Have a meal that contains a combination of carbohydrate and protein, as well as a small amount of fat between two and four hours before you exercise. Suitable meals include a bowl of porridge with fruit and nuts; a jacket potato with cheese and salad, or a chicken or tofu stir-fry with rice.
If there will be a gap longer than 3 – 4 hours between your last meal and your workout, have a high-carb snack (such as an Energy Bar, a banana or some dried fruit) and a drink 30 – 60 minutes before your run to ensure you have enough energy to compete your workout.
You should drink to thirst. As a guide, aim for 400 – 800mL per hour (if exercising longer than 30 min) but adjust according to how much you sweat. Also, when you exercise more than 90 minutes, you should consume 30 – 60 g carbs every hour from about 60 minutes onwards (which equals 1 – 2 fruit and nut bars, 1 – 2 energy gels or 4 CLIF BLOK Energy Chews per hour).
Follow the three golden rules for recovery:
- Rehydrate with plenty of fluid (replace each ½ kg weight loss with 450 – 675mL fluid)
- Refuel with carbohydrate to replace your body’s glycogen stores
- Repair your damaged muscles with protein (aim for around 20 g)
Recovery meals and snacks should contain carbohydrate (for fuel), protein (for muscle repair), and plenty of fluids and electrolytes to replace sweat losses. Try to eat soon after finishing your workout, remembering that recovery nutrition extends well beyond the initial hours after your workout. If you plan to exercise again within 8 hours, then take advantage of the 2–hour ‘recovery window’. Otherwise, simply eat your usual meals at regular intervals throughout the day. If there will be a gap longer than 2 hours, between your run and your next meal, then consume a snack.
Suitable post-run snacks include 500ml of milk, a recovery drink, or 250ml strained Greek yogurt with fruit and nuts, or a CLIF Builder’s Protein Bar (which has 20g protein).
Fuel up before your early morning workout
If you plan to do a long, hard workout early in the morning before breakfast, you may find that a small high-carb snack (such as a banana or a slice of toast and honey) and some water 15 – 30 minutes before you exercise useful. It will raise your blood glucose levels and increase your endurance and performance.
Boost your performance with caffeine
Caffeine can give your workout a boost! Research shows that caffeine before exercise can improve your performance by reducing the perception of effort and helping you keep going longer. The optimal amount is around 3 mg/ kg of body weight (that’s 195mg for a 65kg athlete), equivalent to a double expresso. One CLIFF SHOT energy gel with caffeine contains 25 mg. You can take caffeine before a workout or race for an early boost, or mid-way if you want an energy boost for the final stages. Everyone has an individual response to caffeine so make sure you experiment in training before using it in a race.

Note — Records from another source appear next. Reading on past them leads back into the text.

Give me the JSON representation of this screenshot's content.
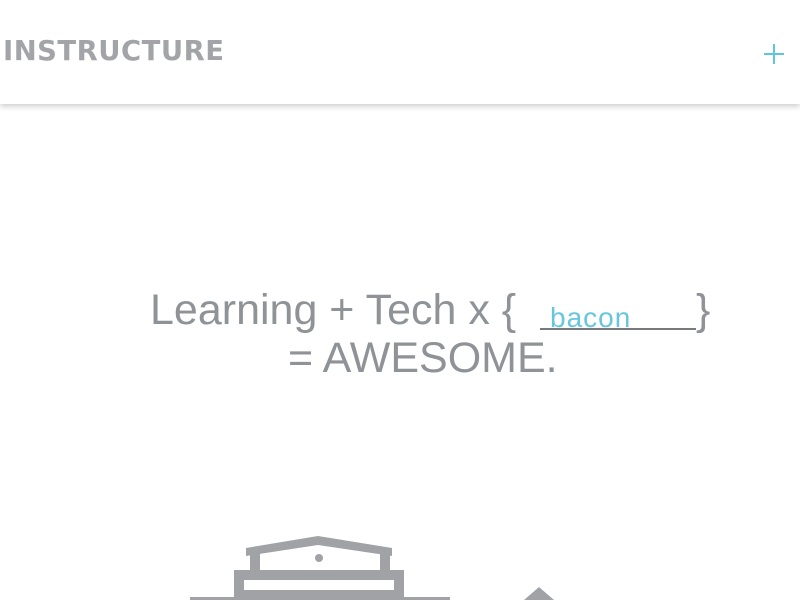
{
  "header": {
    "logo_text": "INSTRUCTURE",
    "plus_icon": "plus-icon",
    "accent_color": "#5fc6e0"
  },
  "hero": {
    "line1_text": "Learning + Tech x {",
    "blank_word": "bacon",
    "line1_close": "}",
    "line2_text": "= AWESOME."
  },
  "illustration": {
    "icon": "school-building-icon"
  }
}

Avoid Stomach Problems
Gastrointestinal upset (including the ‘runner’s trots’) during hard runs is common among distance runners. Many runners prefer to run on an empty stomach, but you can train your gut by regularly eating carbohydrate foods or drinks during training. Start with very small amounts then gradually increase the portion and frequency. Avoiding high-fibre foods before hard training sessions may also help reduce symptoms. Here are some more tips on avoiding gut problems.
Eat protein at each meal

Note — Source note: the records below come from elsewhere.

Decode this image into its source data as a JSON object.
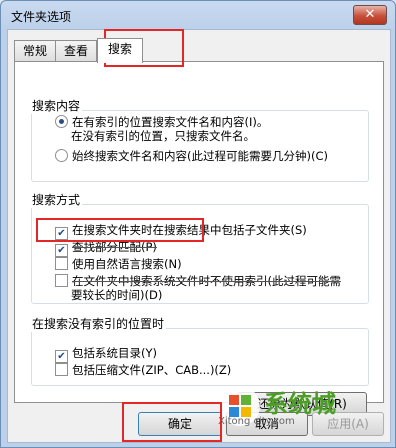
{
  "window": {
    "title": "文件夹选项",
    "close_symbol": "✕"
  },
  "tabs": [
    {
      "label": "常规"
    },
    {
      "label": "查看"
    },
    {
      "label": "搜索"
    }
  ],
  "search_content": {
    "label": "搜索内容",
    "option1_line1": "在有索引的位置搜索文件名和内容(I)。",
    "option1_line2": "在没有索引的位置，只搜索文件名。",
    "option2": "始终搜索文件名和内容(此过程可能需要几分钟)(C)"
  },
  "search_method": {
    "label": "搜索方式",
    "item1": "在搜索文件夹时在搜索结果中包括子文件夹(S)",
    "item2": "查找部分匹配(P)",
    "item3": "使用自然语言搜索(N)",
    "item4_line1": "在文件夹中搜索系统文件时不使用索引(此过程可能需",
    "item4_line2": "要较长的时间)(D)"
  },
  "no_index": {
    "label": "在搜索没有索引的位置时",
    "item1": "包括系统目录(Y)",
    "item2": "包括压缩文件(ZIP、CAB...)(Z)"
  },
  "buttons": {
    "restore": "还原为默认值(R)",
    "ok": "确定",
    "cancel": "取消",
    "apply": "应用(A)"
  },
  "watermark": {
    "brand": "系统城",
    "url": "Xitong city.com"
  },
  "colors": {
    "highlight": "#e32626",
    "accent": "#2a4f86"
  }
}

If you train more than three times a week at a moderate or high intensity, then you’ll need more protein. This extra protein helps to repair and build muscle cells damaged during hard exercise. Aim to have between 1.2 and 2.0g per kg body weight a day (that’s 78 – 130g for a 65kg athlete). Target 0.25 – 0.4g per kg of body weight at each meal (older athletes need more than younger athletes), which equates to 16 – 26g for a 65kg athlete.
Boost your immunity

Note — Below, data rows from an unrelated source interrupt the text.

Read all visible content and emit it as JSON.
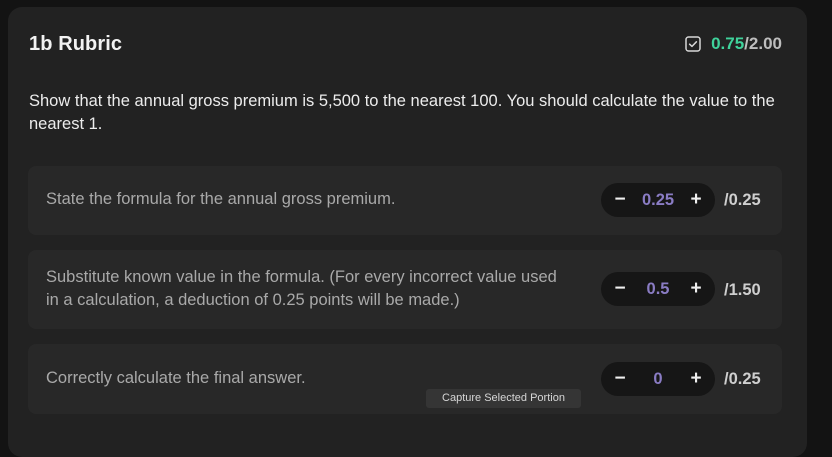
{
  "rubric": {
    "title": "1b Rubric",
    "score": {
      "icon": "checkbox-icon",
      "earned": "0.75",
      "separator": "/",
      "total": "2.00",
      "earned_color": "#3fd29b"
    },
    "question": "Show that the annual gross premium is 5,500 to the nearest 100. You should calculate the value to the nearest 1.",
    "criteria": [
      {
        "text": "State the formula for the annual gross premium.",
        "minus": "−",
        "value": "0.25",
        "plus": "+",
        "max": "/0.25"
      },
      {
        "text": "Substitute known value in the formula. (For every incorrect value used in a calculation, a deduction of 0.25 points will be made.)",
        "minus": "−",
        "value": "0.5",
        "plus": "+",
        "max": "/1.50"
      },
      {
        "text": "Correctly calculate the final answer.",
        "minus": "−",
        "value": "0",
        "plus": "+",
        "max": "/0.25"
      }
    ]
  },
  "tooltip": {
    "text": "Capture Selected Portion"
  }
}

Winter brings its own onslaught of problems in the form of colds and viruses. And it’s thought that the increased levels of hormones like cortisol and adrenaline associated with hard training inhibit the immune system.
Other factors, such as lack of sleep and a poor diet, can only make matters worse at this time of year.